India’s 1st dedicated satellite for astronomy research Astrosat successfully launched
India’s first dedicated satellite for astronomy research Astrosat has been successfully launched from Satish Dhawan Space Centre, Sriharikotta.
It was launched along with 6 foreign satellites by the ISRO’s work horse Polar Satellite Launch Vehicle-C30 (PSLV-C30).
- Astrosat is India’s first dedicated multi-wavelength space observatory and one of the major scientific mission of ISRO after the highly acclaimed Chandrayaan-I and Mangalyaan.
- Functions: As a space observatory it has ability to observe celestial bodies like cosmic X-Ray sources and distant stars in different wavelengths simultaneously.
- It will observe the universe through ultraviolet, optical, low and high energy X-ray components of the electromagnetic spectrum.
- Payloads: Astrosat space observatory has been mounted with sophisticated scientific payloads having six key instruments with total mass of 750 kg.
- It includes telescopes, sky monitors, mirrors and special imager.
- Six key instruments are: UltraViolet Imaging Telescope (UVIT), Soft X-ray imaging Telescope (SXT), LAXPC Instrument, Cadmium Zinc Telluride Imager (CZTI), Scanning Sky Monitor (SSM) and Charged Particle Monitor (CPM).
- These instruments have been jointly developed by ISRO, Tata Institute of Fundamental Research (TIFR) and Inter University Centre for Astronomy and Astrophysics (IUCAA).
- Orbit: Astrosat will be placed at low earth equatorial orbit at altitude of 650 km.
- Ground Command and Control Centre: It will be located at ISRO Satellite Centre (ISAC), Bangalore, Karnataka.
- Mission life: It has science research mission life of five years and will operate as a space observatory.
- With the successful launch of this space observatory, India became member of select group of nations after the US, Japan, Russia and Europe having its own space observatory.
Significance of PSLV-C30 Launch
- For the first time, PSLV-C30 took flight mission in extended configuration as it was carrying total payload weight of 1631 kg.
- The first and third stages of PSLV-C30 launch were powered by solid fuel while the second and fourth stages are powered by liquid fuel.
- This successful mission also marks the first ever commercial launch of United States (US) satellites from India.
- Other 6 Satellites: 4 identical LEMUR nano-satellites of Spire Global Inc of US, micro-satellite LAPAN-A2 of Indonesia and nano-satellite NLS-14 (Ev9) of the University of Toronto, Canada.
It should be noted that this is third time an Indian rocket has launched seven satellites in a single mission.
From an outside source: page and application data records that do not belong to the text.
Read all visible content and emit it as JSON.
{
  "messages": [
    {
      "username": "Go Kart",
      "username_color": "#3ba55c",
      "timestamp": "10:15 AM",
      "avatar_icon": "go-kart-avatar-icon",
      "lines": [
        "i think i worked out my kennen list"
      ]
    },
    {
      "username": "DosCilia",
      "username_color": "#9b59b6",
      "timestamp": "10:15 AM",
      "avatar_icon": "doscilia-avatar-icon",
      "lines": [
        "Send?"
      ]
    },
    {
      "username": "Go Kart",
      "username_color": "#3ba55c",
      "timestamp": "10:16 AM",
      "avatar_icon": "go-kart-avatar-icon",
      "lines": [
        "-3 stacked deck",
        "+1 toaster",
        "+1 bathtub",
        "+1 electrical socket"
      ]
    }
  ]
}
In 2008, ISRO had launched 10 satellites using PSLV in one go including India’s Cartosate-2A satellite.